According to McHugh & Lake (2010), clinical expertise leads to quality patient care. Factors contributing to expertise include individual nurse education and experience on clinical nursing expertise. Further, contextual factors that impact care include the educational and experience levels of a nurses coworkers along with the nurse (McHugh & Lake, 2010). Their studies demonstrate the mean nurse experience level at the hospital level does not significantly impact mortality; a higher number of nurses with more than five years of experience does result in fewer medication errors and fewer patient fall rates (McHugh & Lake, 2010). Lower experience, or nurses at the associate level, are more likely to experience more near-miss needle stick misses, and more likely to experience burnout than inexperienced nurses. Educational influences also suggest that nurses at the associate level have less of a foundation for judgment necessary to make solid decisions as those gained from experience. Theory and principles gained during experience from a BSN allow nurses with a BSN to ask more targeted questions related to patient problems; these nurses may provide safer patient care, and make sounder clinical decisions (McHugh & Lake, 2010).
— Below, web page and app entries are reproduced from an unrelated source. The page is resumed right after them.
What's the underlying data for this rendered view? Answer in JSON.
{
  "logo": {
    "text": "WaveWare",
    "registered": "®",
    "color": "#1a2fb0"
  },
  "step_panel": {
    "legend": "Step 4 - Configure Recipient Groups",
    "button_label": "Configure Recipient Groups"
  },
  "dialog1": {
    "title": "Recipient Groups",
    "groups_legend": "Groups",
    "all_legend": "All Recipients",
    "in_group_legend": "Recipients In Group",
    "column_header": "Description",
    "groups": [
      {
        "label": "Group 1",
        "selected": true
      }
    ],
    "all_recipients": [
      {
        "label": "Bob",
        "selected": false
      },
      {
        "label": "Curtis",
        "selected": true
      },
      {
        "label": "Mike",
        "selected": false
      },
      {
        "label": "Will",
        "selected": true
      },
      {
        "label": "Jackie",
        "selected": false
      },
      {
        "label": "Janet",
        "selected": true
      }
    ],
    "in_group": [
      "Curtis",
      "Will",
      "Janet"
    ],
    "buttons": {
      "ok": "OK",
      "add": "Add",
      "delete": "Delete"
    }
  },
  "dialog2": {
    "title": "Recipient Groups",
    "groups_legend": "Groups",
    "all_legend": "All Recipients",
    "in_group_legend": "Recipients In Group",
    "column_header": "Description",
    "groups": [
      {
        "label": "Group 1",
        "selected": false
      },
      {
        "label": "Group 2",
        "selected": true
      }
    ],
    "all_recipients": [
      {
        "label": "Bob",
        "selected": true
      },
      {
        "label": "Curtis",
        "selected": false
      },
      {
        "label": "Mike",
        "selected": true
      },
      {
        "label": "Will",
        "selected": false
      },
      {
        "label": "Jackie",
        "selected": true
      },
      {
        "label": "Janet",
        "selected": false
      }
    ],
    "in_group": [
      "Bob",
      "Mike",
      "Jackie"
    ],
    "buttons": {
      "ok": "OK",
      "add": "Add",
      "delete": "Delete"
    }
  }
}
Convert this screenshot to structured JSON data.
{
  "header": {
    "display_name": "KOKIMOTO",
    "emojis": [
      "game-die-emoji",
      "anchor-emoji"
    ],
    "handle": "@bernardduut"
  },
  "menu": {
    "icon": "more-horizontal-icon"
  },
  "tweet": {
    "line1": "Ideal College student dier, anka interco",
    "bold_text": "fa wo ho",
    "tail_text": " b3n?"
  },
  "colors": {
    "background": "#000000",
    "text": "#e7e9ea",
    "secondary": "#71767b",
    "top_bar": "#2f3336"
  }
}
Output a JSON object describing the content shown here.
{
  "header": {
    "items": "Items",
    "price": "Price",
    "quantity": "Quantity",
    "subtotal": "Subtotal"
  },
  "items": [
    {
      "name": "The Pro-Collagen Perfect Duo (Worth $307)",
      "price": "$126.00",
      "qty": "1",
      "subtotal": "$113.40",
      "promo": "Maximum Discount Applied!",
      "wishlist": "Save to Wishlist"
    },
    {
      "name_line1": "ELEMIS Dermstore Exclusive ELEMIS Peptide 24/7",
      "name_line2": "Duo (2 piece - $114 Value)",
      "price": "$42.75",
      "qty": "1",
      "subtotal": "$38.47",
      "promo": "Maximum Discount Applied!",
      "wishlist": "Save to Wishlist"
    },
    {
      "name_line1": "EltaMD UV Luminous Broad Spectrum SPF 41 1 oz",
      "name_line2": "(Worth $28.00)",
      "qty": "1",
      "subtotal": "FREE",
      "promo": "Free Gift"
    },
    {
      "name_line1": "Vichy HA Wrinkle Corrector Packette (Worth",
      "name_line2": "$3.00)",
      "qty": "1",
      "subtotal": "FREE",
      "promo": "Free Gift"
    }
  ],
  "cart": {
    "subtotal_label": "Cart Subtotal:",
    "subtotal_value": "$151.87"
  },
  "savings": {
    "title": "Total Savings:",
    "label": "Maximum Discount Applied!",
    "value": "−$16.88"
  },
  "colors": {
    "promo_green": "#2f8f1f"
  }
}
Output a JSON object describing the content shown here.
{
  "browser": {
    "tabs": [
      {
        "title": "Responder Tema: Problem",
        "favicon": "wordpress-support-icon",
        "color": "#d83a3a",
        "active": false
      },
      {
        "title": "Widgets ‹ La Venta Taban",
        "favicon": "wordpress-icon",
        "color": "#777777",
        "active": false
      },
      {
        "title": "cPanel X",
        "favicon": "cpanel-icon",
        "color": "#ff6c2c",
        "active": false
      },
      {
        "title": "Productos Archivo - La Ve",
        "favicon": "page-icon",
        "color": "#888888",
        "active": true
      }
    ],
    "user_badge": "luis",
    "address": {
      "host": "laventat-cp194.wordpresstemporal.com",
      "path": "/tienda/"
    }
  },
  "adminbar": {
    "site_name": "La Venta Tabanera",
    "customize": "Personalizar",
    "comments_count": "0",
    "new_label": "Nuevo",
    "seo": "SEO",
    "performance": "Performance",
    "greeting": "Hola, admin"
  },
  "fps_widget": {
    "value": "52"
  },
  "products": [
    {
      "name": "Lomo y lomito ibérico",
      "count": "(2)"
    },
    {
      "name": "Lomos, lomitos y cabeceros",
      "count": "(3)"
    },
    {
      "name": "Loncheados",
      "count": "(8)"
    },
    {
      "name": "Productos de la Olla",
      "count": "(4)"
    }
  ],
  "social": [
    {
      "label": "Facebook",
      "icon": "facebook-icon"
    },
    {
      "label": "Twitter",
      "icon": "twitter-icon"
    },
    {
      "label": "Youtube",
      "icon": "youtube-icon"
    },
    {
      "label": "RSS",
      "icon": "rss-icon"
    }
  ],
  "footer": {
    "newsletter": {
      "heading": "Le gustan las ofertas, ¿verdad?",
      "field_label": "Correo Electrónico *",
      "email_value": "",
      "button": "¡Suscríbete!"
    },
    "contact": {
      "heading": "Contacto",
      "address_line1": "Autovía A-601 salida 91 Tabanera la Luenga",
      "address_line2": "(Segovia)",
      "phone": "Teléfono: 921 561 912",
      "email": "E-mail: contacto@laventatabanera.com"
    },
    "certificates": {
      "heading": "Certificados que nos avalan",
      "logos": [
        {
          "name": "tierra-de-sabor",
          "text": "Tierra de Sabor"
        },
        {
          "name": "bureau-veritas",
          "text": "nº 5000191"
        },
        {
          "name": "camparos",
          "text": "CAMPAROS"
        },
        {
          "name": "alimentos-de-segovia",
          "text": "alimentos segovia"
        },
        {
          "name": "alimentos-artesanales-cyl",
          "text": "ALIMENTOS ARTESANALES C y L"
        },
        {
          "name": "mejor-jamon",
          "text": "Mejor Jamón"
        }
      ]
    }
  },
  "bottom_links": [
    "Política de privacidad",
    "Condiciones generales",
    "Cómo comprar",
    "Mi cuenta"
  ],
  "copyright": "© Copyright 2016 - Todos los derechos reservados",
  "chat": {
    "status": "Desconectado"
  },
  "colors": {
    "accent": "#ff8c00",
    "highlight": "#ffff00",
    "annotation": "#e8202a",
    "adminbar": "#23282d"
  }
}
McHugh & Lake (2010) also suggest that BSN prepared nurses may be associated with lower surgical patient mortality and failure to rescue. This may be associated with experience, and better skills in delivering decisions in urgent care settings. However the total years of experience working in a hospital is not associated with total overall better outcomes, and did not change the relationship between education and outcomes. Thus, a BSN prepared nurse more likely possesses better critical thinking skills than an associate-prepared nurse, and may possess better clinical judgment skills than those nurses prepared with less education.

There are many levels of expertise however, even within the associate and bachelor level. These include the beginner nurse, competent nurse, proficient and expert nurse. Nurses at the beginning stage are typically still learning and taking part in internships or learning. Those with competency or proficient are more likely to possess a degree and have advanced problem-solving and critical thinking skills.

  • AACN. (2014a). Fact Sheet. Retrieved from:
  • AACN. (2014). The Impact of Education on Nursing Practice. Retrieved from:
  • McHugh, M.D. & Lake, E.T. (2010). Understanding Clinical Expertise: Nurse Education, Experience and the Hospital Context. Res Nurse Health, 33(4): 276-287.